Back to Africa Check

No evidence court ordered arrest of Nigeria’s electoral commission chair over deleted election results

IN SHORT: As a Nigerian court hears a challenge to the 25 February 2023 presidential election, there is no evidence that it has ordered the arrest of the head of the country's electoral commission.

Months after Nigeria’s 2023 general elections, the electoral body, political parties and presidential candidates continue their legal battle over the outcome of the vote. 

But a post shared on Facebook in Nigeria claims that the petition court has ordered the arrest of Mahmood Yakubu, chairperson of the Independent National Electoral Commission (Inec), for deleting election results from bimodal voter accreditation system (Bvas) machines.

Inec was responsible for organising the election.

The post, dated 23 June 2023, reads: “BREAKING!! Court ordered the arrest of INEC chairman for deleting Results on the BVAS.”

The video accompanying the post appears to show the owner of the Facebook page, who attributes the claim to “Arise TV news”. The video has been viewed over 16,000 times.

Arise News is a Nigerian-owned television channel broadcast from the UK and US.

Bvas was used for the first time in Nigeria's presidential election on 25 February.

We found the same claim on Facebook here, here, here, here, here, here, here, here, here, here, and here.

But did the court order the arrest of the Inec chairperson? We checked.


No evidence of Inec chairperson’s arrest

Local media reported that a witness presented by the opposition Peoples Democratic Party told the court that Inec had deliberately deleted the presidential election results from the Bvas machines.

There are no reports in the local or international media – including Arise TV – that the Inec chairperson was arrested on the orders of the court hearing the challenges to the election results. 

If this were true, it would have made headlines, just as the media reported on the central bank governor getting suspended.

Photos of Yakubu meeting with electoral commissioners and other members of the polls body were shared on Inec's official Twitter handle on 4 July, more than a week after the video was released.

This indicates that he is still carrying out his duties as the head of the electoral body.

Republish our content for free

We believe that everyone needs the facts.

You can republish the text of this article free of charge, both online and in print.
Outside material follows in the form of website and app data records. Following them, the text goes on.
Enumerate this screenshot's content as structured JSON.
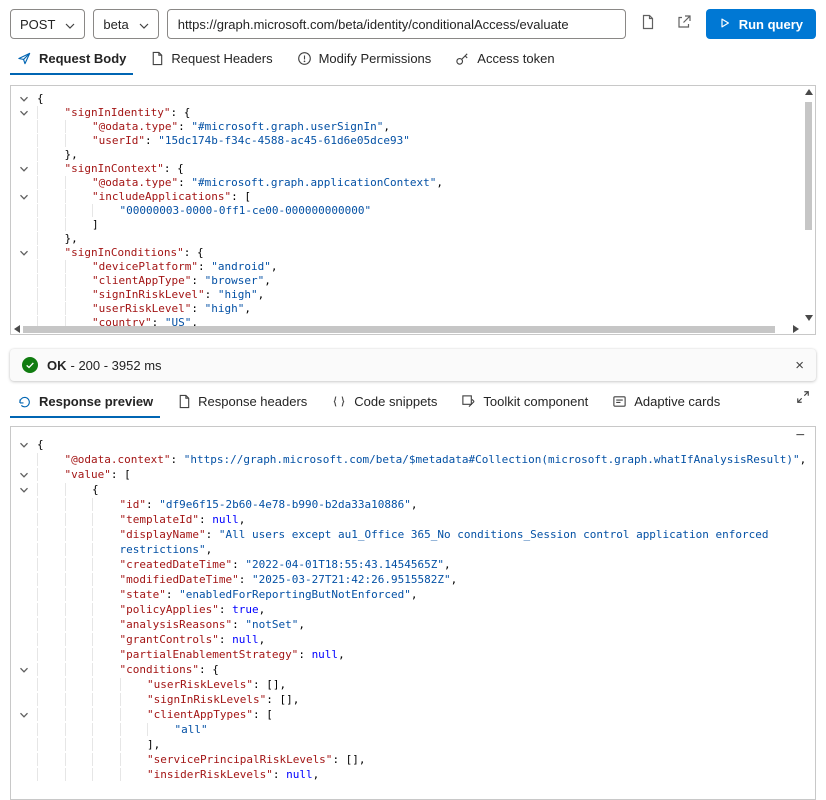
{
  "colors": {
    "accent": "#0078d4",
    "active_tab_underline": "#0065b3",
    "success_green": "#107c10",
    "json_key": "#a31515",
    "json_string": "#0451a5",
    "json_keyword": "#0000ff"
  },
  "icons": {
    "close": "×",
    "collapse": "−"
  },
  "query_bar": {
    "method": "POST",
    "version": "beta",
    "url": "https://graph.microsoft.com/beta/identity/conditionalAccess/evaluate",
    "run_label": "Run query"
  },
  "request_tabs": [
    {
      "label": "Request Body",
      "icon": "send-icon",
      "active": true
    },
    {
      "label": "Request Headers",
      "icon": "document-icon",
      "active": false
    },
    {
      "label": "Modify Permissions",
      "icon": "permissions-icon",
      "active": false
    },
    {
      "label": "Access token",
      "icon": "key-icon",
      "active": false
    }
  ],
  "status_bar": {
    "status": "OK",
    "detail": "- 200 - 3952 ms"
  },
  "response_tabs": [
    {
      "label": "Response preview",
      "icon": "preview-icon",
      "active": true
    },
    {
      "label": "Response headers",
      "icon": "headers-icon",
      "active": false
    },
    {
      "label": "Code snippets",
      "icon": "code-snippets-icon",
      "active": false
    },
    {
      "label": "Toolkit component",
      "icon": "toolkit-icon",
      "active": false
    },
    {
      "label": "Adaptive cards",
      "icon": "adaptive-cards-icon",
      "active": false
    }
  ],
  "request_editor": {
    "lines": [
      {
        "fold": true,
        "ind": 0,
        "text": "{"
      },
      {
        "fold": true,
        "ind": 1,
        "text": "\"signInIdentity\": {"
      },
      {
        "ind": 2,
        "text": "\"@odata.type\": \"#microsoft.graph.userSignIn\","
      },
      {
        "ind": 2,
        "text": "\"userId\": \"15dc174b-f34c-4588-ac45-61d6e05dce93\""
      },
      {
        "ind": 1,
        "text": "},"
      },
      {
        "fold": true,
        "ind": 1,
        "text": "\"signInContext\": {"
      },
      {
        "ind": 2,
        "text": "\"@odata.type\": \"#microsoft.graph.applicationContext\","
      },
      {
        "fold": true,
        "ind": 2,
        "text": "\"includeApplications\": ["
      },
      {
        "ind": 3,
        "text": "\"00000003-0000-0ff1-ce00-000000000000\""
      },
      {
        "ind": 2,
        "text": "]"
      },
      {
        "ind": 1,
        "text": "},"
      },
      {
        "fold": true,
        "ind": 1,
        "text": "\"signInConditions\": {"
      },
      {
        "ind": 2,
        "text": "\"devicePlatform\": \"android\","
      },
      {
        "ind": 2,
        "text": "\"clientAppType\": \"browser\","
      },
      {
        "ind": 2,
        "text": "\"signInRiskLevel\": \"high\","
      },
      {
        "ind": 2,
        "text": "\"userRiskLevel\": \"high\","
      },
      {
        "ind": 2,
        "text": "\"country\": \"US\","
      }
    ]
  },
  "response_editor": {
    "lines": [
      {
        "fold": true,
        "ind": 0,
        "text": "{"
      },
      {
        "ind": 1,
        "text": "\"@odata.context\": \"https://graph.microsoft.com/beta/$metadata#Collection(microsoft.graph.whatIfAnalysisResult)\","
      },
      {
        "fold": true,
        "ind": 1,
        "text": "\"value\": ["
      },
      {
        "fold": true,
        "ind": 2,
        "text": "{"
      },
      {
        "ind": 3,
        "text": "\"id\": \"df9e6f15-2b60-4e78-b990-b2da33a10886\","
      },
      {
        "ind": 3,
        "text": "\"templateId\": null,"
      },
      {
        "ind": 3,
        "mode": "open",
        "text": "\"displayName\": \"All users except au1_Office 365_No conditions_Session control application enforced"
      },
      {
        "ind": 3,
        "mode": "cont",
        "text": "restrictions\","
      },
      {
        "ind": 3,
        "text": "\"createdDateTime\": \"2022-04-01T18:55:43.1454565Z\","
      },
      {
        "ind": 3,
        "text": "\"modifiedDateTime\": \"2025-03-27T21:42:26.9515582Z\","
      },
      {
        "ind": 3,
        "text": "\"state\": \"enabledForReportingButNotEnforced\","
      },
      {
        "ind": 3,
        "text": "\"policyApplies\": true,"
      },
      {
        "ind": 3,
        "text": "\"analysisReasons\": \"notSet\","
      },
      {
        "ind": 3,
        "text": "\"grantControls\": null,"
      },
      {
        "ind": 3,
        "text": "\"partialEnablementStrategy\": null,"
      },
      {
        "fold": true,
        "ind": 3,
        "text": "\"conditions\": {"
      },
      {
        "ind": 4,
        "text": "\"userRiskLevels\": [],"
      },
      {
        "ind": 4,
        "text": "\"signInRiskLevels\": [],"
      },
      {
        "fold": true,
        "ind": 4,
        "text": "\"clientAppTypes\": ["
      },
      {
        "ind": 5,
        "text": "\"all\""
      },
      {
        "ind": 4,
        "text": "],"
      },
      {
        "ind": 4,
        "text": "\"servicePrincipalRiskLevels\": [],"
      },
      {
        "ind": 4,
        "text": "\"insiderRiskLevels\": null,"
      }
    ]
  }
}
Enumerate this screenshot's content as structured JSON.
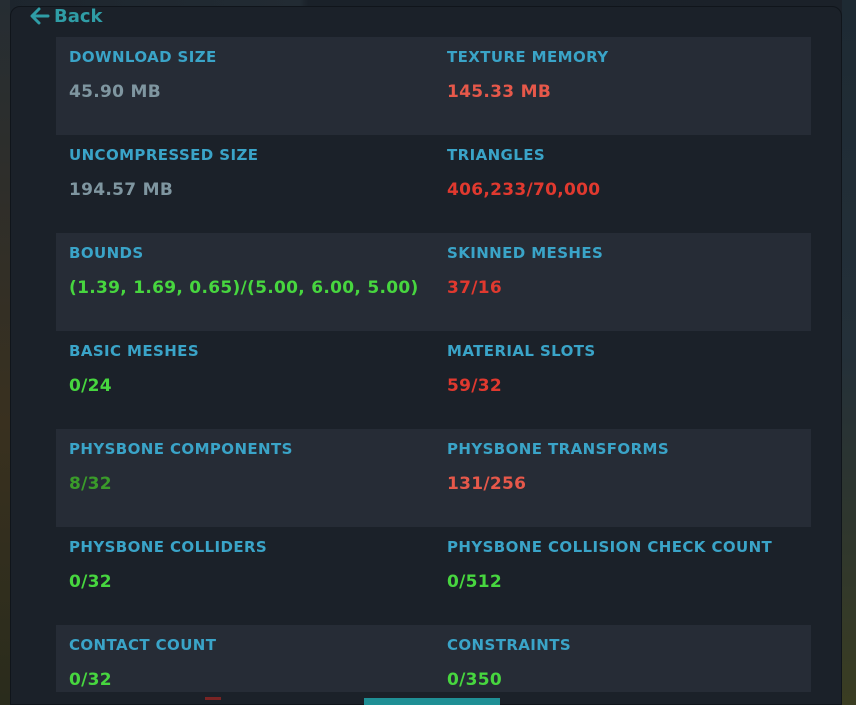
{
  "header": {
    "back_label": "Back"
  },
  "colors": {
    "label": "#3aa4c8",
    "neutral": "#7f96a0",
    "green": "#47d63f",
    "dark_green": "#3a9b2a",
    "red": "#e0392f",
    "light_red": "#e6584a",
    "accent": "#2f9da6"
  },
  "stats": [
    {
      "left": {
        "label": "DOWNLOAD SIZE",
        "value": "45.90 MB",
        "status": "neutral"
      },
      "right": {
        "label": "TEXTURE MEMORY",
        "value": "145.33 MB",
        "status": "light_red"
      }
    },
    {
      "left": {
        "label": "UNCOMPRESSED SIZE",
        "value": "194.57 MB",
        "status": "neutral"
      },
      "right": {
        "label": "TRIANGLES",
        "value": "406,233/70,000",
        "status": "red"
      }
    },
    {
      "left": {
        "label": "BOUNDS",
        "value": "(1.39, 1.69, 0.65)/(5.00, 6.00, 5.00)",
        "status": "green"
      },
      "right": {
        "label": "SKINNED MESHES",
        "value": "37/16",
        "status": "red"
      }
    },
    {
      "left": {
        "label": "BASIC MESHES",
        "value": "0/24",
        "status": "green"
      },
      "right": {
        "label": "MATERIAL SLOTS",
        "value": "59/32",
        "status": "red"
      }
    },
    {
      "left": {
        "label": "PHYSBONE COMPONENTS",
        "value": "8/32",
        "status": "dark_green"
      },
      "right": {
        "label": "PHYSBONE TRANSFORMS",
        "value": "131/256",
        "status": "light_red"
      }
    },
    {
      "left": {
        "label": "PHYSBONE COLLIDERS",
        "value": "0/32",
        "status": "green"
      },
      "right": {
        "label": "PHYSBONE COLLISION CHECK COUNT",
        "value": "0/512",
        "status": "green"
      }
    },
    {
      "left": {
        "label": "CONTACT COUNT",
        "value": "0/32",
        "status": "green"
      },
      "right": {
        "label": "CONSTRAINTS",
        "value": "0/350",
        "status": "green"
      }
    }
  ]
}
However, we ask that you pay attention to these simple guidelines. In a nutshell:

1. Do not include images, as in most cases we do not own the copyright.

2. Please do not edit the article.

3. Make sure you credit "Africa Check" in the byline and don't forget to mention that the article was originally published on

For publishers: what to do if your post is rated false

A fact-checker has rated your Facebook or Instagram post as “false”, “altered”, “partly false” or “missing context”. This could have serious consequences. What do you do?

Click on our guide for the steps you should follow.

Publishers guide

Africa Check teams up with Facebook

Africa Check is a partner in Meta's third-party fact-checking programme to help stop the spread of false information on social media.

The content we rate as “false” will be downgraded on Facebook and Instagram. This means fewer people will see it.

You can also help identify false information on Facebook. This guide explains how.

Add new comment

Restricted HTML

  • Allowed HTML tags: <a href hreflang> <em> <strong> <cite> <blockquote cite> <code> <ul type> <ol start type> <li> <dl> <dt> <dd> <h2 id> <h3 id> <h4 id> <h5 id> <h6 id>
  • Lines and paragraphs break automatically.
  • Web page addresses and email addresses turn into links automatically.
limit: 600 characters

Want to keep reading our fact-checks?

We will never charge you for verified, reliable information. Help us keep it that way by supporting our work.

Become a newsletter subscriber

Support independent fact-checking in Africa.